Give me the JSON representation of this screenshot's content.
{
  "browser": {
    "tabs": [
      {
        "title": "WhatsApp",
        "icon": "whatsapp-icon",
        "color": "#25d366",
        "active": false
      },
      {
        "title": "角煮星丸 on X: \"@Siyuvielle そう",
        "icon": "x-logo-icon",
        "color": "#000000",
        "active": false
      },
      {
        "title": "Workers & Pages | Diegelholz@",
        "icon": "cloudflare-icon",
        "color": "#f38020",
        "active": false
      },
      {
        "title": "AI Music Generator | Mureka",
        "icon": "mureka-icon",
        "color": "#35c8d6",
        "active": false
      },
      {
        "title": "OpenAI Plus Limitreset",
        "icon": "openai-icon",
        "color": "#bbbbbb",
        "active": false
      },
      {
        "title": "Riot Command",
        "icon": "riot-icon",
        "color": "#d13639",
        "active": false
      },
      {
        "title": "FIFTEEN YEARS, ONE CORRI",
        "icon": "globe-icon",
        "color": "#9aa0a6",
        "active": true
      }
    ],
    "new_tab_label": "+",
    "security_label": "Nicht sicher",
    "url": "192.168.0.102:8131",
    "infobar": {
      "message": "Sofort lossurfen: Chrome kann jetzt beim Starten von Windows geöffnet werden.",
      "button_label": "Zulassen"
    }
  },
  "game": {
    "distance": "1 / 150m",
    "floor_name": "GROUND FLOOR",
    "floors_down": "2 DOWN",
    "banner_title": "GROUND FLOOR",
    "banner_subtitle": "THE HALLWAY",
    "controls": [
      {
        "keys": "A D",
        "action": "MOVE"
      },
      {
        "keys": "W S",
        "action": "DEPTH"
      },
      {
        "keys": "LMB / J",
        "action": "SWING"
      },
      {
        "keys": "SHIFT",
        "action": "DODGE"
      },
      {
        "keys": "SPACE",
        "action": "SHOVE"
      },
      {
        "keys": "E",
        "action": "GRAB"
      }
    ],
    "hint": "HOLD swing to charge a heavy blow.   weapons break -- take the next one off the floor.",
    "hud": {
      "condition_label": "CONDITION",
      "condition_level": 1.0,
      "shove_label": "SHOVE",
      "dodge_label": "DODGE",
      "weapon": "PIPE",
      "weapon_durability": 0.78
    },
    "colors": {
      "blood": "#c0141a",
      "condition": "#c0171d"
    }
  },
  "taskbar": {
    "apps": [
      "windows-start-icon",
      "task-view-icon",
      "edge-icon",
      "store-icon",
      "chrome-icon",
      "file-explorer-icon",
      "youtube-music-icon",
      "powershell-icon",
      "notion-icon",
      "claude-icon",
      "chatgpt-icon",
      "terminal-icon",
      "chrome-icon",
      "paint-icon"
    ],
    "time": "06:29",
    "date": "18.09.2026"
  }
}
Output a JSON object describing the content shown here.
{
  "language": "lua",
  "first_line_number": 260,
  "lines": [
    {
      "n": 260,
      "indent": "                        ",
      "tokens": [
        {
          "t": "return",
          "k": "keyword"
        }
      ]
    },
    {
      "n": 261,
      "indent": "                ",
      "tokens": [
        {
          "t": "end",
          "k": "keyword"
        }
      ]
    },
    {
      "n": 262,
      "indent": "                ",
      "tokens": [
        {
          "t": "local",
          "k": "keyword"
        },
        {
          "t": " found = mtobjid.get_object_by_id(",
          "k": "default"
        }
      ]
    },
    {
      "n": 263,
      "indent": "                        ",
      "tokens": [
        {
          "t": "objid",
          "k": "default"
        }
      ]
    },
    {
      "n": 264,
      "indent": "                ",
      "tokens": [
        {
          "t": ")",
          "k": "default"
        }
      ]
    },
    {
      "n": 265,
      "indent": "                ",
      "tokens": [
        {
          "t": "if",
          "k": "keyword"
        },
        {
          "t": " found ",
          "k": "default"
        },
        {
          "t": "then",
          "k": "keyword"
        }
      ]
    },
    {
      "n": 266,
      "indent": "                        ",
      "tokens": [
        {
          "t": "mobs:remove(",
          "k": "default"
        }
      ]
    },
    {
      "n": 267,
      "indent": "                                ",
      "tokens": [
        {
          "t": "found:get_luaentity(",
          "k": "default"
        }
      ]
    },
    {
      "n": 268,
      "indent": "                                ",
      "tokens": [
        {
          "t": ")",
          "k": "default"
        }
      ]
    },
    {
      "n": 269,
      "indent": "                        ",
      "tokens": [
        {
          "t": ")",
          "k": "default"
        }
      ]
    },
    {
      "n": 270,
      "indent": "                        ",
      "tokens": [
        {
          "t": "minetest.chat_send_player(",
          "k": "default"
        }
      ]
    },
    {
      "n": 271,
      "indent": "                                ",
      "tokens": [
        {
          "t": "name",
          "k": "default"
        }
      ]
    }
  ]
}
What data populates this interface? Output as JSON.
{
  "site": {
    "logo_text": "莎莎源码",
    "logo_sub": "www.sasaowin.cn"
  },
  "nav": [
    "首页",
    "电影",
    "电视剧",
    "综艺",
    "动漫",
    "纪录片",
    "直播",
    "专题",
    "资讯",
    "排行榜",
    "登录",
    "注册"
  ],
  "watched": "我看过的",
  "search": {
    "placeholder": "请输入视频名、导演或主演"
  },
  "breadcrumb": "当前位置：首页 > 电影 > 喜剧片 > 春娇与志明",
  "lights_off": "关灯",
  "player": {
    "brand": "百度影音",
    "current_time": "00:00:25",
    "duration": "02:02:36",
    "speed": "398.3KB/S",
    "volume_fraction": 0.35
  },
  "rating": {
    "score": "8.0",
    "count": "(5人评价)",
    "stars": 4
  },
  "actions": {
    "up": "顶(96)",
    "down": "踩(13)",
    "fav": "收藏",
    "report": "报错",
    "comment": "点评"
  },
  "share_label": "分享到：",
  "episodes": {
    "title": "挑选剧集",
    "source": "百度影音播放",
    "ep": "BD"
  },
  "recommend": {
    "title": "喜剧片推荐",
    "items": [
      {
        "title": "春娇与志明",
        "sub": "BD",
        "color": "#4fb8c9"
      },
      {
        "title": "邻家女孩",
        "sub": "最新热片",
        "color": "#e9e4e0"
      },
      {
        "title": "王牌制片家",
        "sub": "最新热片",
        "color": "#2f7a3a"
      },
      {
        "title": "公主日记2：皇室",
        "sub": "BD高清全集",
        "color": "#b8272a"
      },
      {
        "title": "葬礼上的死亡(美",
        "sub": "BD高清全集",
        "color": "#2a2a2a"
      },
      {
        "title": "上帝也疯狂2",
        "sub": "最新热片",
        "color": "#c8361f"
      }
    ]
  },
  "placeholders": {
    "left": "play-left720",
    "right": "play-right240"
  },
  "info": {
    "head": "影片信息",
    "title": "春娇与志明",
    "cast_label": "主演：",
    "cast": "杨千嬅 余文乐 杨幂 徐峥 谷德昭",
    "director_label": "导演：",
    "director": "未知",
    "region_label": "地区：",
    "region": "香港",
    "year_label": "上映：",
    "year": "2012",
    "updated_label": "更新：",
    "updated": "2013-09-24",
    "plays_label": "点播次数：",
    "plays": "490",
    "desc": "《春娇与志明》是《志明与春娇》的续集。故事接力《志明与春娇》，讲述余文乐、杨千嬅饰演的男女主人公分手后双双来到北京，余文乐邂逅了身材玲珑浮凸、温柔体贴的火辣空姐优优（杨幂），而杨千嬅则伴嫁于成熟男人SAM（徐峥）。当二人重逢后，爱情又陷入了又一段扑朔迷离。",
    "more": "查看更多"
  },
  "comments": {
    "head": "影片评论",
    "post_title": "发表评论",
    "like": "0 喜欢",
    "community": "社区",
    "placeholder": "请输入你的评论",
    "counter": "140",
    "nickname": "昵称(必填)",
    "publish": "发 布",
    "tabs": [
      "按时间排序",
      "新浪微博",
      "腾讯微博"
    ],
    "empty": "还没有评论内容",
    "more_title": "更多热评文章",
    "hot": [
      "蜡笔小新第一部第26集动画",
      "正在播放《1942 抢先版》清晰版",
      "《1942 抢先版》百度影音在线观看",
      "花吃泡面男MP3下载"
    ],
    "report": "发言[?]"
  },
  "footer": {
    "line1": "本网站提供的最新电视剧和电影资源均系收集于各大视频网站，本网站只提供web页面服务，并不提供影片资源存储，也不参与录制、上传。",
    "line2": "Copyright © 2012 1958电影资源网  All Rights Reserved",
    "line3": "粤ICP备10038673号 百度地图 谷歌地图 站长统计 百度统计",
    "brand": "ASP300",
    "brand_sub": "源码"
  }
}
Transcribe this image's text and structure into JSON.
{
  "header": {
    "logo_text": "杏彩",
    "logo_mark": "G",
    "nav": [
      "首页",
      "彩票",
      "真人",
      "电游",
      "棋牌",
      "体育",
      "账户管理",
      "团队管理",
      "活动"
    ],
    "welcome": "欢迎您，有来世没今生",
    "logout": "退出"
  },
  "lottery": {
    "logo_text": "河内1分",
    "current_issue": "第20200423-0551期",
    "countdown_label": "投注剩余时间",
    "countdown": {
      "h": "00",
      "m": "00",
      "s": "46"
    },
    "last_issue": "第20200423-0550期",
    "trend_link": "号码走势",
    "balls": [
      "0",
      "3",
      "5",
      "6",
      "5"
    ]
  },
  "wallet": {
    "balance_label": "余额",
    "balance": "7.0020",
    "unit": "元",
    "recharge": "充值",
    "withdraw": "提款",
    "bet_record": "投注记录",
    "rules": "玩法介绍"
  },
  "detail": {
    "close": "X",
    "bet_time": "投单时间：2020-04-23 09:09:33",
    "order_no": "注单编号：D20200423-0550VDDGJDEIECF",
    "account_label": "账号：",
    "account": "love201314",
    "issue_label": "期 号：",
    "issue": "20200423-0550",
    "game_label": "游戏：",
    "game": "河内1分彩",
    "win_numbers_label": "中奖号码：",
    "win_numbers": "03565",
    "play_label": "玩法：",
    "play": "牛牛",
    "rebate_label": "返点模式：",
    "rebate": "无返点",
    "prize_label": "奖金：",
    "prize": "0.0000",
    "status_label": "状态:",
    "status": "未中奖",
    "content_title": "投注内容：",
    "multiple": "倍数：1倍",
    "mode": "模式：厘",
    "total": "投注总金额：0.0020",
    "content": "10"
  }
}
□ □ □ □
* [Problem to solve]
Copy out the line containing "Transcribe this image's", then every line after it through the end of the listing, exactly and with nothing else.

* [Answer box]
Transcribe this image's text and structure into JSON.
{
  "header": {
    "logo_text": "杏彩",
    "logo_mark": "G",
    "nav": [
      "首页",
      "彩票",
      "真人",
      "电游",
      "棋牌",
      "体育",
      "账户管理",
      "团队管理",
      "活动"
    ],
    "welcome": "欢迎您，有来世没今生",
    "logout": "退出"
  },
  "lottery": {
    "logo_text": "河内1分",
    "current_issue": "第20200423-0551期",
    "countdown_label": "投注剩余时间",
    "countdown": {
      "h": "00",
      "m": "00",
      "s": "46"
    },
    "last_issue": "第20200423-0550期",
    "trend_link": "号码走势",
    "balls": [
      "0",
      "3",
      "5",
      "6",
      "5"
    ]
  },
  "wallet": {
    "balance_label": "余额",
    "balance": "7.0020",
    "unit": "元",
    "recharge": "充值",
    "withdraw": "提款",
    "bet_record": "投注记录",
    "rules": "玩法介绍"
  },
  "detail": {
    "close": "X",
    "bet_time": "投单时间：2020-04-23 09:09:33",
    "order_no": "注单编号：D20200423-0550VDDGJDEIECF",
    "account_label": "账号：",
    "account": "love201314",
    "issue_label": "期 号：",
    "issue": "20200423-0550",
    "game_label": "游戏：",
    "game": "河内1分彩",
    "win_numbers_label": "中奖号码：",
    "win_numbers": "03565",
    "play_label": "玩法：",
    "play": "牛牛",
    "rebate_label": "返点模式：",
    "rebate": "无返点",
    "prize_label": "奖金：",
    "prize": "0.0000",
    "status_label": "状态:",
    "status": "未中奖",
    "content_title": "投注内容：",
    "multiple": "倍数：1倍",
    "mode": "模式：厘",
    "total": "投注总金额：0.0020",
    "content": "10"
  }
}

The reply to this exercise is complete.